→ **What is expected**: Repeat, exactly and in full, the lines of the listing below, but without any pictures.
(Data to process Opens)
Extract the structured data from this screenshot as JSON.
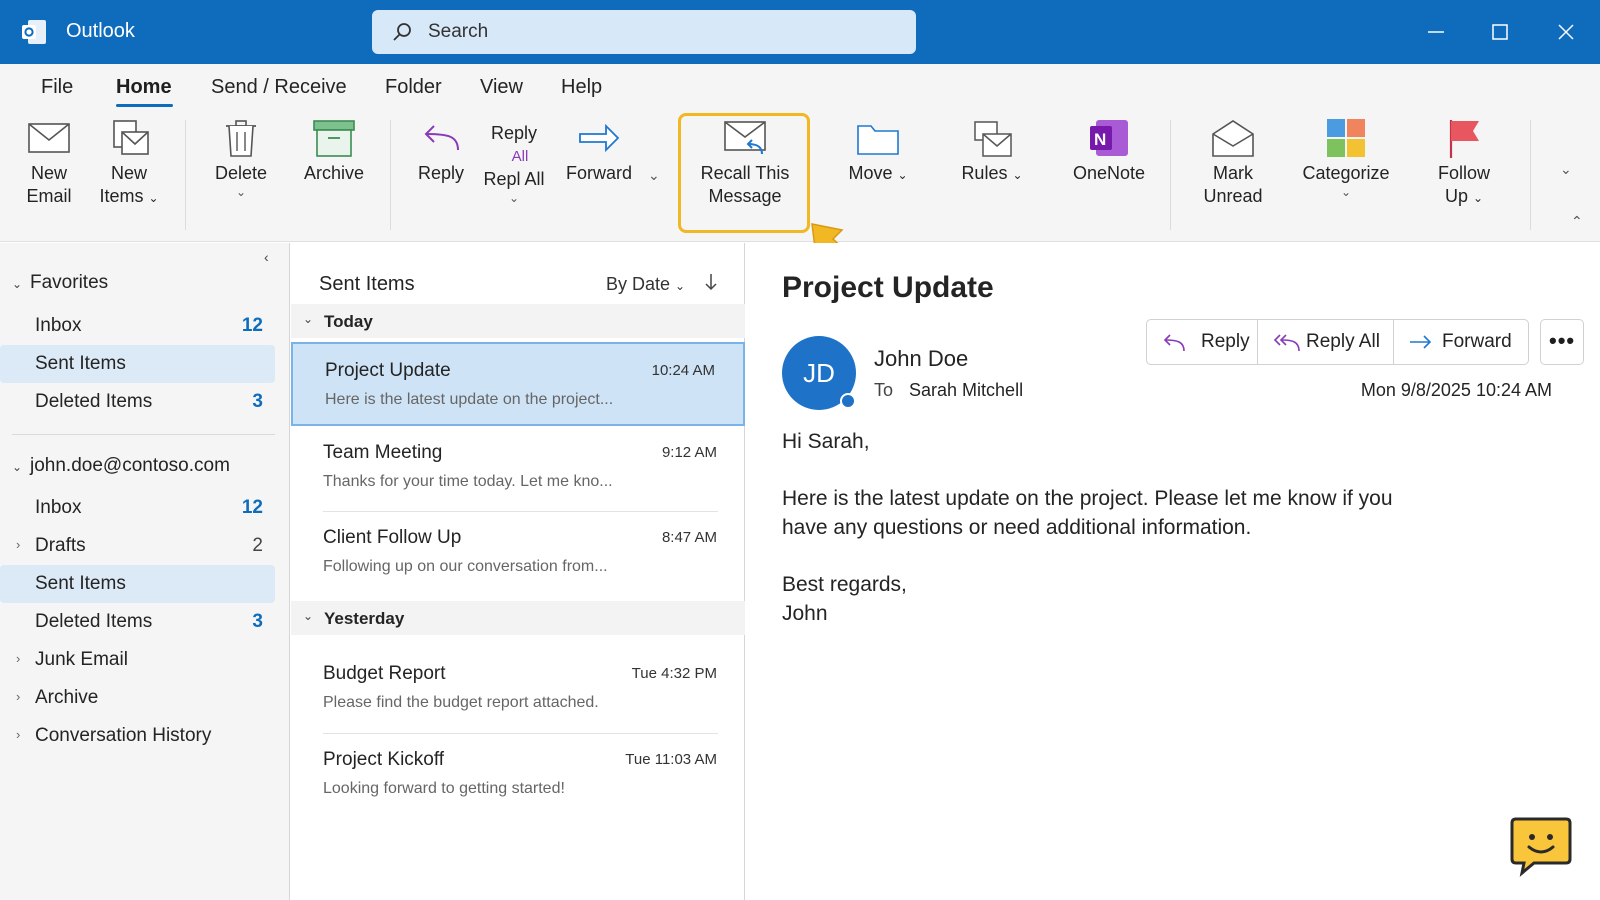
{
  "app": {
    "name": "Outlook"
  },
  "search": {
    "placeholder": "Search"
  },
  "menu": {
    "tabs": [
      "File",
      "Home",
      "Send / Receive",
      "Folder",
      "View",
      "Help"
    ],
    "active": "Home"
  },
  "ribbon": {
    "new_email": [
      "New",
      "Email"
    ],
    "new_items": [
      "New",
      "Items"
    ],
    "delete": "Delete",
    "archive": "Archive",
    "reply": "Reply",
    "reply_all": [
      "Reply",
      "All",
      "Repl All"
    ],
    "forward": "Forward",
    "recall": [
      "Recall This",
      "Message"
    ],
    "move": "Move",
    "rules": "Rules",
    "onenote": "OneNote",
    "mark_unread": [
      "Mark",
      "Unread"
    ],
    "categorize": "Categorize",
    "follow_up": [
      "Follow",
      "Up"
    ]
  },
  "folders": {
    "favorites_label": "Favorites",
    "favorites": [
      {
        "name": "Inbox",
        "count": "12"
      },
      {
        "name": "Sent Items",
        "count": ""
      },
      {
        "name": "Deleted Items",
        "count": "3"
      }
    ],
    "account_label": "john.doe@contoso.com",
    "account": [
      {
        "name": "Inbox",
        "count": "12"
      },
      {
        "name": "Drafts",
        "count": "2"
      },
      {
        "name": "Sent Items",
        "count": ""
      },
      {
        "name": "Deleted Items",
        "count": "3"
      },
      {
        "name": "Junk Email",
        "count": ""
      },
      {
        "name": "Archive",
        "count": ""
      },
      {
        "name": "Conversation History",
        "count": ""
      }
    ]
  },
  "message_list": {
    "title": "Sent Items",
    "sort": "By Date",
    "groups": [
      "Today",
      "Yesterday"
    ],
    "messages": [
      {
        "subject": "Project Update",
        "time": "10:24 AM",
        "preview": "Here is the latest update on the project..."
      },
      {
        "subject": "Team Meeting",
        "time": "9:12 AM",
        "preview": "Thanks for your time today. Let me kno..."
      },
      {
        "subject": "Client Follow Up",
        "time": "8:47 AM",
        "preview": "Following up on our conversation from..."
      },
      {
        "subject": "Budget Report",
        "time": "Tue 4:32 PM",
        "preview": "Please find the budget report attached."
      },
      {
        "subject": "Project Kickoff",
        "time": "Tue 11:03 AM",
        "preview": "Looking forward to getting started!"
      }
    ]
  },
  "reading": {
    "subject": "Project Update",
    "initials": "JD",
    "sender": "John Doe",
    "to_label": "To",
    "recipient": "Sarah Mitchell",
    "date": "Mon 9/8/2025 10:24 AM",
    "actions": {
      "reply": "Reply",
      "reply_all": "Reply All",
      "forward": "Forward"
    },
    "more": "•••",
    "body": {
      "greeting": "Hi Sarah,",
      "line1": "Here is the latest update on the project. Please let me know if you",
      "line2": "have any questions or need additional information.",
      "closing": "Best regards,",
      "signature": "John"
    }
  },
  "colors": {
    "brand": "#0f6cbd",
    "highlight": "#f2b824",
    "selected": "#cfe3f6"
  }
}
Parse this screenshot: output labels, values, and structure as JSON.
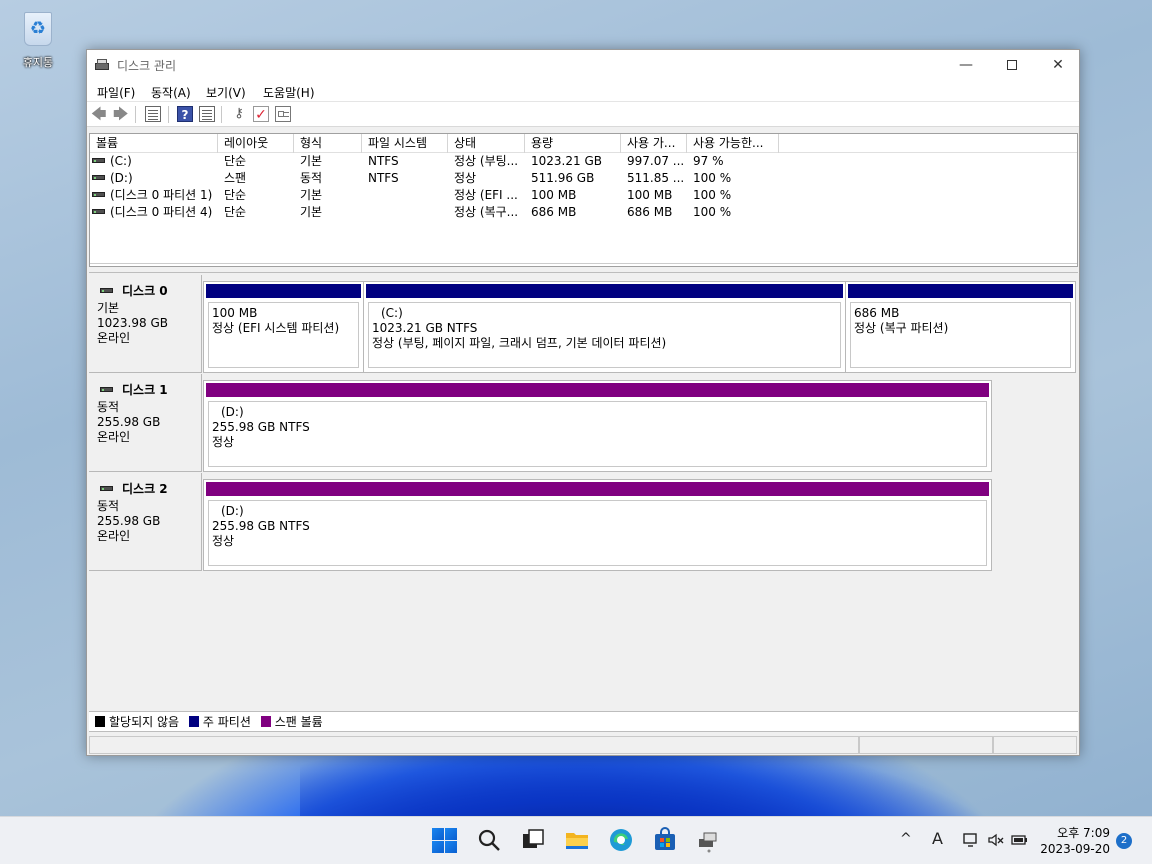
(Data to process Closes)
→ **Finished task**:
Extract the structured data from this screenshot as JSON.
{
  "app": {
    "name": "Outlook"
  },
  "search": {
    "placeholder": "Search"
  },
  "menu": {
    "tabs": [
      "File",
      "Home",
      "Send / Receive",
      "Folder",
      "View",
      "Help"
    ],
    "active": "Home"
  },
  "ribbon": {
    "new_email": [
      "New",
      "Email"
    ],
    "new_items": [
      "New",
      "Items"
    ],
    "delete": "Delete",
    "archive": "Archive",
    "reply": "Reply",
    "reply_all": [
      "Reply",
      "All",
      "Repl All"
    ],
    "forward": "Forward",
    "recall": [
      "Recall This",
      "Message"
    ],
    "move": "Move",
    "rules": "Rules",
    "onenote": "OneNote",
    "mark_unread": [
      "Mark",
      "Unread"
    ],
    "categorize": "Categorize",
    "follow_up": [
      "Follow",
      "Up"
    ]
  },
  "folders": {
    "favorites_label": "Favorites",
    "favorites": [
      {
        "name": "Inbox",
        "count": "12"
      },
      {
        "name": "Sent Items",
        "count": ""
      },
      {
        "name": "Deleted Items",
        "count": "3"
      }
    ],
    "account_label": "john.doe@contoso.com",
    "account": [
      {
        "name": "Inbox",
        "count": "12"
      },
      {
        "name": "Drafts",
        "count": "2"
      },
      {
        "name": "Sent Items",
        "count": ""
      },
      {
        "name": "Deleted Items",
        "count": "3"
      },
      {
        "name": "Junk Email",
        "count": ""
      },
      {
        "name": "Archive",
        "count": ""
      },
      {
        "name": "Conversation History",
        "count": ""
      }
    ]
  },
  "message_list": {
    "title": "Sent Items",
    "sort": "By Date",
    "groups": [
      "Today",
      "Yesterday"
    ],
    "messages": [
      {
        "subject": "Project Update",
        "time": "10:24 AM",
        "preview": "Here is the latest update on the project..."
      },
      {
        "subject": "Team Meeting",
        "time": "9:12 AM",
        "preview": "Thanks for your time today. Let me kno..."
      },
      {
        "subject": "Client Follow Up",
        "time": "8:47 AM",
        "preview": "Following up on our conversation from..."
      },
      {
        "subject": "Budget Report",
        "time": "Tue 4:32 PM",
        "preview": "Please find the budget report attached."
      },
      {
        "subject": "Project Kickoff",
        "time": "Tue 11:03 AM",
        "preview": "Looking forward to getting started!"
      }
    ]
  },
  "reading": {
    "subject": "Project Update",
    "initials": "JD",
    "sender": "John Doe",
    "to_label": "To",
    "recipient": "Sarah Mitchell",
    "date": "Mon 9/8/2025 10:24 AM",
    "actions": {
      "reply": "Reply",
      "reply_all": "Reply All",
      "forward": "Forward"
    },
    "more": "•••",
    "body": {
      "greeting": "Hi Sarah,",
      "line1": "Here is the latest update on the project. Please let me know if you",
      "line2": "have any questions or need additional information.",
      "closing": "Best regards,",
      "signature": "John"
    }
  },
  "colors": {
    "brand": "#0f6cbd",
    "highlight": "#f2b824",
    "selected": "#cfe3f6"
  }
}
Parse this screenshot: output labels, values, and structure as JSON.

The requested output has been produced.